  • Analytics cookies – these cookies are used to track the use and performance of our website and services
  • Advertising cookies – these cookies are used to deliver advertisements that are relevant to you and to your interests. In addition, they are used to limit the number of times you see an advertisement. They are usually placed to the website by advertising networks with the website operator’s permission. These cookies remember that you have visited a website and this information is shared with other organisations such as advertisers. Often targeting or advertising cookies will be linked to site functionality provided by the other organisation.

You can remove cookies stored in your computer via your browser settings. Alternatively, you can control some 3rd party cookies by using a privacy enhancement platform such as optout.aboutads.info or youronlinechoices.com. For more information about cookies, visit allaboutcookies.org.

We use Google Analytics to measure traffic on our website. Google has their own Privacy Policy which you can review here. If you’d like to opt out of tracking by Google Analytics, visit the Google Analytics opt-out page.

Read more about cookies on our Cookie Policy

Contact Information

email: [email protected]

Changes to this Privacy Policy

We reserve the right to make change to this Privacy Policy.

You can configure your Internet browser, by changing its options, to stop accepting cookies completely or to prompt you before accepting a cookie from the website you visit. If you do not accept cookies, however, you may not be able to use all portions of the WideBitcoin Websites or all functionality of the Services.

Please note that disabling these technologies may interfere with the performance and features of the Services.

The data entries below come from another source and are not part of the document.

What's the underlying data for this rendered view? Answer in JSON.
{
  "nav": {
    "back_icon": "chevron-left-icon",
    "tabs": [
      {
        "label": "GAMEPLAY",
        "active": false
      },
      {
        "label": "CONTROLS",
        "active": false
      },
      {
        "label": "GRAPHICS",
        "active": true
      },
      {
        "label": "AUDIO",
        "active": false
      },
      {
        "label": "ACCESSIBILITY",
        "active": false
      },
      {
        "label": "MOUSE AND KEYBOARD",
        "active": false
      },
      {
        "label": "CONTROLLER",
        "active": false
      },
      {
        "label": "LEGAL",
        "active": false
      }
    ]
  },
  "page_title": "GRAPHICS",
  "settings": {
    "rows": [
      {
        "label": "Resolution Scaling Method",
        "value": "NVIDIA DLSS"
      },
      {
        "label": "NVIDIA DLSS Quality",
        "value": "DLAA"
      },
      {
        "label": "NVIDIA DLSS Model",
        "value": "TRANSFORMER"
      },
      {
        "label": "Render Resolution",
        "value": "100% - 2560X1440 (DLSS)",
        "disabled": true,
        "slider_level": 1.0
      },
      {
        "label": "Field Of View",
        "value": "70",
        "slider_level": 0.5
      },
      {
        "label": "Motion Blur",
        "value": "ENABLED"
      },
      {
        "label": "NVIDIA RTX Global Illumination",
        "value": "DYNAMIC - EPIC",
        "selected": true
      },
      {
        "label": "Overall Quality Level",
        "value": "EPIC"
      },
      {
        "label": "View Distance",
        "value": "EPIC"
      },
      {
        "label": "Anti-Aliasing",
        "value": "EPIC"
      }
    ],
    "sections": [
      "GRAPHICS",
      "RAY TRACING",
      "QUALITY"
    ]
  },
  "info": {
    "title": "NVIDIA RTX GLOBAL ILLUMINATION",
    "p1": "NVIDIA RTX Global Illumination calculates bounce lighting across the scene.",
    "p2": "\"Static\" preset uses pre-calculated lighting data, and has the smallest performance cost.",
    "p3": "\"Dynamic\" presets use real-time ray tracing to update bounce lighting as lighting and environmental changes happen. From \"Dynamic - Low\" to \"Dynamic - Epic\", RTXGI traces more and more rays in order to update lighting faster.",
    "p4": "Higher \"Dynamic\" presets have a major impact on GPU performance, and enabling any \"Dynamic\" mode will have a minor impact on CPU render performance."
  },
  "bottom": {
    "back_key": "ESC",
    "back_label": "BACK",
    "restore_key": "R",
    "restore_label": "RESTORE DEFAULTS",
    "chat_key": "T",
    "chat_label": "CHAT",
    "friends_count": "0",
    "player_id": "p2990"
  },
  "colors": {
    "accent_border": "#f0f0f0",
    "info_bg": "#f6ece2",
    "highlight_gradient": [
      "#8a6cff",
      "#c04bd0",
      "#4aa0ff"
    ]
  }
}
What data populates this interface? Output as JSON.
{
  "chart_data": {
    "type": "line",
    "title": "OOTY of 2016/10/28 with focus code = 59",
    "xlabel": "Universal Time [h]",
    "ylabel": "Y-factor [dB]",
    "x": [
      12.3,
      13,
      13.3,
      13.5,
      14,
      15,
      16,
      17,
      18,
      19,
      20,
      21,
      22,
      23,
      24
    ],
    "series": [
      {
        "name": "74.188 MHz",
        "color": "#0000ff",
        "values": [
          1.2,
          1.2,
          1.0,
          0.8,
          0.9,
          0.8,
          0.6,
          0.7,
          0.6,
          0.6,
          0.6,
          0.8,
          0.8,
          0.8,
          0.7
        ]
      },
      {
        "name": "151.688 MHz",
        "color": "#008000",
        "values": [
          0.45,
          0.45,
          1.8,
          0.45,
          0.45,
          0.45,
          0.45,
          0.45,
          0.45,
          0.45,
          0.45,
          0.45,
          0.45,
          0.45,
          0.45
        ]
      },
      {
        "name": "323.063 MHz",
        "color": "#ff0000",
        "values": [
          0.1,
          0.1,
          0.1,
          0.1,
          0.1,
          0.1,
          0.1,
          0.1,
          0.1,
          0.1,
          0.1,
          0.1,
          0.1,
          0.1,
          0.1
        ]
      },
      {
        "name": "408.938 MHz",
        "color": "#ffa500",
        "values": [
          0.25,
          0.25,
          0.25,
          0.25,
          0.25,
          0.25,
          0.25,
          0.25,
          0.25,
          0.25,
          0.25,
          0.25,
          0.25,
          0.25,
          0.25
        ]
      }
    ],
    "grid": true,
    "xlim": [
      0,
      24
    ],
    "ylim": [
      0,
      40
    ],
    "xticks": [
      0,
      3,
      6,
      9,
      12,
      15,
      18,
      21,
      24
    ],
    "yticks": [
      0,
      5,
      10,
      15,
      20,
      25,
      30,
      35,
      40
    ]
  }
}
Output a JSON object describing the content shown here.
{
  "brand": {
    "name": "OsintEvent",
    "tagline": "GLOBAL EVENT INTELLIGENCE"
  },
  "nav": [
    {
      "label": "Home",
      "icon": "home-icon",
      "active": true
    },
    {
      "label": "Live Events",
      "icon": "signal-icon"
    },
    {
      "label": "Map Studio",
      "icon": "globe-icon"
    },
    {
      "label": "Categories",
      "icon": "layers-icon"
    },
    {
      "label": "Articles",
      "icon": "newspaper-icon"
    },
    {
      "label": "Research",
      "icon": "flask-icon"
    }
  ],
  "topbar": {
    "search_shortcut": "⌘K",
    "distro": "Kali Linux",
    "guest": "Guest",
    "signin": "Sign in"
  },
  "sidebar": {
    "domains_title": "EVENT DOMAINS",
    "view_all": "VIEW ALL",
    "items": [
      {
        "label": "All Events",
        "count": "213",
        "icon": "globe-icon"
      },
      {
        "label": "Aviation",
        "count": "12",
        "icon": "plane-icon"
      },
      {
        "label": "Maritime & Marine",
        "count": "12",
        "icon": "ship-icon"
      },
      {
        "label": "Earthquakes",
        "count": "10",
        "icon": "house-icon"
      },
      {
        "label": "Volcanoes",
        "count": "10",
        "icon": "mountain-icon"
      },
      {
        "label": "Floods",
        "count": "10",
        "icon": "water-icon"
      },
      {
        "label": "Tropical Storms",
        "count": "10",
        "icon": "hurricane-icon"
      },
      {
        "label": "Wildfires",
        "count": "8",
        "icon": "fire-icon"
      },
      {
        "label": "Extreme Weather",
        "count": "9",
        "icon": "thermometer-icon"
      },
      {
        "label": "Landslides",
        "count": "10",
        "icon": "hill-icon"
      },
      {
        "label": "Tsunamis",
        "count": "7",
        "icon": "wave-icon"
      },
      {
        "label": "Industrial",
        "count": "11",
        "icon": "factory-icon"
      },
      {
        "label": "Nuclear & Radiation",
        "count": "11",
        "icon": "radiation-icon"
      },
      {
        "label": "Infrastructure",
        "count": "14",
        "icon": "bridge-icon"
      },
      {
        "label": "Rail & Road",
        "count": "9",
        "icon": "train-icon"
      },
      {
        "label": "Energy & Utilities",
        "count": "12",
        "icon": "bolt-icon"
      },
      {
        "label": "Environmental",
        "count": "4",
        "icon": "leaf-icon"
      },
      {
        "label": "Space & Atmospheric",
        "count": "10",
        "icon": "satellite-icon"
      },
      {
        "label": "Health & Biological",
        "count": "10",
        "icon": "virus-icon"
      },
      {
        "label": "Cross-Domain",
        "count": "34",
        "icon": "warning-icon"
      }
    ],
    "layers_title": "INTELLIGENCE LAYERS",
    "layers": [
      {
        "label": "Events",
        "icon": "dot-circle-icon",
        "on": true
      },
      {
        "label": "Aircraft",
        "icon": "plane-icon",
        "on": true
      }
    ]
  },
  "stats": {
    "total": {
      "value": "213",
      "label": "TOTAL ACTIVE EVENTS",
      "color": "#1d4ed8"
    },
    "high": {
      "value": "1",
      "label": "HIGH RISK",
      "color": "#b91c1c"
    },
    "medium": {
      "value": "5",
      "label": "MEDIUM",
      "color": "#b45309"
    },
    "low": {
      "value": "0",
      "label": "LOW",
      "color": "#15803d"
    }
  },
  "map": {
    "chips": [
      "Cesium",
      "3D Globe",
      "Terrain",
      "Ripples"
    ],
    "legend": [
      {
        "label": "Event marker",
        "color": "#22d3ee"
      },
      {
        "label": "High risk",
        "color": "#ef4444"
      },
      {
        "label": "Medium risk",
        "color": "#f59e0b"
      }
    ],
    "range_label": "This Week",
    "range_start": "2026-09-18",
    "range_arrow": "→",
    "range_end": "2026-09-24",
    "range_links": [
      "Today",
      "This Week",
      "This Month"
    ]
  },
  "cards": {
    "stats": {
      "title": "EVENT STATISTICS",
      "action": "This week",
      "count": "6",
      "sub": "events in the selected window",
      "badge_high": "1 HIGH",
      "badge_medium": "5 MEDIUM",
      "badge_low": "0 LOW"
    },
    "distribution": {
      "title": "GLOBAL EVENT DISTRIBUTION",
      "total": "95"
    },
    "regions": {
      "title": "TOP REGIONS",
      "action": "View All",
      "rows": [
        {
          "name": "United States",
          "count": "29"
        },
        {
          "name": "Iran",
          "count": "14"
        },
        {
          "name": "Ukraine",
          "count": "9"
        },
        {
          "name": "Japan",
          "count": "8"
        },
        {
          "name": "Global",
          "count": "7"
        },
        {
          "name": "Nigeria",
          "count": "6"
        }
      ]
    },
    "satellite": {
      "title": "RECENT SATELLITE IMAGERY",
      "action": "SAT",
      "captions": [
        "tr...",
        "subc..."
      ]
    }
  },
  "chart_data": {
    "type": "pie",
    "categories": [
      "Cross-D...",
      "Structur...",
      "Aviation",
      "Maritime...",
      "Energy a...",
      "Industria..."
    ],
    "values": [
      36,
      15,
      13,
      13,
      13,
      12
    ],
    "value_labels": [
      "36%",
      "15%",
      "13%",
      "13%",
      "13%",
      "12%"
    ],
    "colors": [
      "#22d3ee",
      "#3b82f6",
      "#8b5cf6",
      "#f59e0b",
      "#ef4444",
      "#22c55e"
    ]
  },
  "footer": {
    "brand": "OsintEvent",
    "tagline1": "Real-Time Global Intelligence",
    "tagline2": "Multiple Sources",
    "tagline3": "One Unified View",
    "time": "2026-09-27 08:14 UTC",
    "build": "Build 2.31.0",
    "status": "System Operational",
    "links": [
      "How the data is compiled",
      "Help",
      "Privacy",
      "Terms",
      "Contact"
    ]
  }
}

You may also disable cookies on the WideBitcoin Sites by modifying your settings here:

Visitor comments may be checked through an automated spam detection service.

Last Update: May 25, 2018